*** Opening Supplied data ***

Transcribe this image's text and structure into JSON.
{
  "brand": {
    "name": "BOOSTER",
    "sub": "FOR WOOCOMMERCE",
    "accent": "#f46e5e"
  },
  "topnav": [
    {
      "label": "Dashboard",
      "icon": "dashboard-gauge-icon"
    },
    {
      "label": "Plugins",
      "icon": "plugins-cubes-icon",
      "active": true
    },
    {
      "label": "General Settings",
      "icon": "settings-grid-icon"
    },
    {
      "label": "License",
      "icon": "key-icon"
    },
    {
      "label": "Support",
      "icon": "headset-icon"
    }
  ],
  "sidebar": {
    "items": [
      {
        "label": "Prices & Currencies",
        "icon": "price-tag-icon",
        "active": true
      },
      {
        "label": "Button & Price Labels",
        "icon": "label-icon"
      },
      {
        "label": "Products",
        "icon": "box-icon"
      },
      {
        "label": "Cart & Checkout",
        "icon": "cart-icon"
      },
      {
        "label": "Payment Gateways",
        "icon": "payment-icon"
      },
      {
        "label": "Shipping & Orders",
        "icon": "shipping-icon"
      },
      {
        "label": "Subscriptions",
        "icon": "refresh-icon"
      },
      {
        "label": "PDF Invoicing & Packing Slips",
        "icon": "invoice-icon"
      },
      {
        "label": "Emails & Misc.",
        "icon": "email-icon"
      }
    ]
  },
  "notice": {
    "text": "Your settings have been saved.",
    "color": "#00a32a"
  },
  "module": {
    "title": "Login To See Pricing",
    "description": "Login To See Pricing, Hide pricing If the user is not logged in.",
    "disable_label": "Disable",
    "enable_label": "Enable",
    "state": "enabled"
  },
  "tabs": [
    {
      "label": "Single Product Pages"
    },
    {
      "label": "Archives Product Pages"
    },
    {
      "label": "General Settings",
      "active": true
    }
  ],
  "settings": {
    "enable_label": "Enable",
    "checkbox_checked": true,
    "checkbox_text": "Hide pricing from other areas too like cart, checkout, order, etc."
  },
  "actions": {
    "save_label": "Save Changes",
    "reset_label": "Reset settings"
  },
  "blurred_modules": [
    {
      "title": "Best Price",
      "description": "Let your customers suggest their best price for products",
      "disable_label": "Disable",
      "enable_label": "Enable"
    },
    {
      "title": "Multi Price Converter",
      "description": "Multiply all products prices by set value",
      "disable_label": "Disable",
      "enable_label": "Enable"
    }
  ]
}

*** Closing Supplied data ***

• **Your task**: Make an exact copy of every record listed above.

• **Exercise output**:
Transcribe this image's text and structure into JSON.
{
  "brand": {
    "name": "BOOSTER",
    "sub": "FOR WOOCOMMERCE",
    "accent": "#f46e5e"
  },
  "topnav": [
    {
      "label": "Dashboard",
      "icon": "dashboard-gauge-icon"
    },
    {
      "label": "Plugins",
      "icon": "plugins-cubes-icon",
      "active": true
    },
    {
      "label": "General Settings",
      "icon": "settings-grid-icon"
    },
    {
      "label": "License",
      "icon": "key-icon"
    },
    {
      "label": "Support",
      "icon": "headset-icon"
    }
  ],
  "sidebar": {
    "items": [
      {
        "label": "Prices & Currencies",
        "icon": "price-tag-icon",
        "active": true
      },
      {
        "label": "Button & Price Labels",
        "icon": "label-icon"
      },
      {
        "label": "Products",
        "icon": "box-icon"
      },
      {
        "label": "Cart & Checkout",
        "icon": "cart-icon"
      },
      {
        "label": "Payment Gateways",
        "icon": "payment-icon"
      },
      {
        "label": "Shipping & Orders",
        "icon": "shipping-icon"
      },
      {
        "label": "Subscriptions",
        "icon": "refresh-icon"
      },
      {
        "label": "PDF Invoicing & Packing Slips",
        "icon": "invoice-icon"
      },
      {
        "label": "Emails & Misc.",
        "icon": "email-icon"
      }
    ]
  },
  "notice": {
    "text": "Your settings have been saved.",
    "color": "#00a32a"
  },
  "module": {
    "title": "Login To See Pricing",
    "description": "Login To See Pricing, Hide pricing If the user is not logged in.",
    "disable_label": "Disable",
    "enable_label": "Enable",
    "state": "enabled"
  },
  "tabs": [
    {
      "label": "Single Product Pages"
    },
    {
      "label": "Archives Product Pages"
    },
    {
      "label": "General Settings",
      "active": true
    }
  ],
  "settings": {
    "enable_label": "Enable",
    "checkbox_checked": true,
    "checkbox_text": "Hide pricing from other areas too like cart, checkout, order, etc."
  },
  "actions": {
    "save_label": "Save Changes",
    "reset_label": "Reset settings"
  },
  "blurred_modules": [
    {
      "title": "Best Price",
      "description": "Let your customers suggest their best price for products",
      "disable_label": "Disable",
      "enable_label": "Enable"
    },
    {
      "title": "Multi Price Converter",
      "description": "Multiply all products prices by set value",
      "disable_label": "Disable",
      "enable_label": "Enable"
    }
  ]
}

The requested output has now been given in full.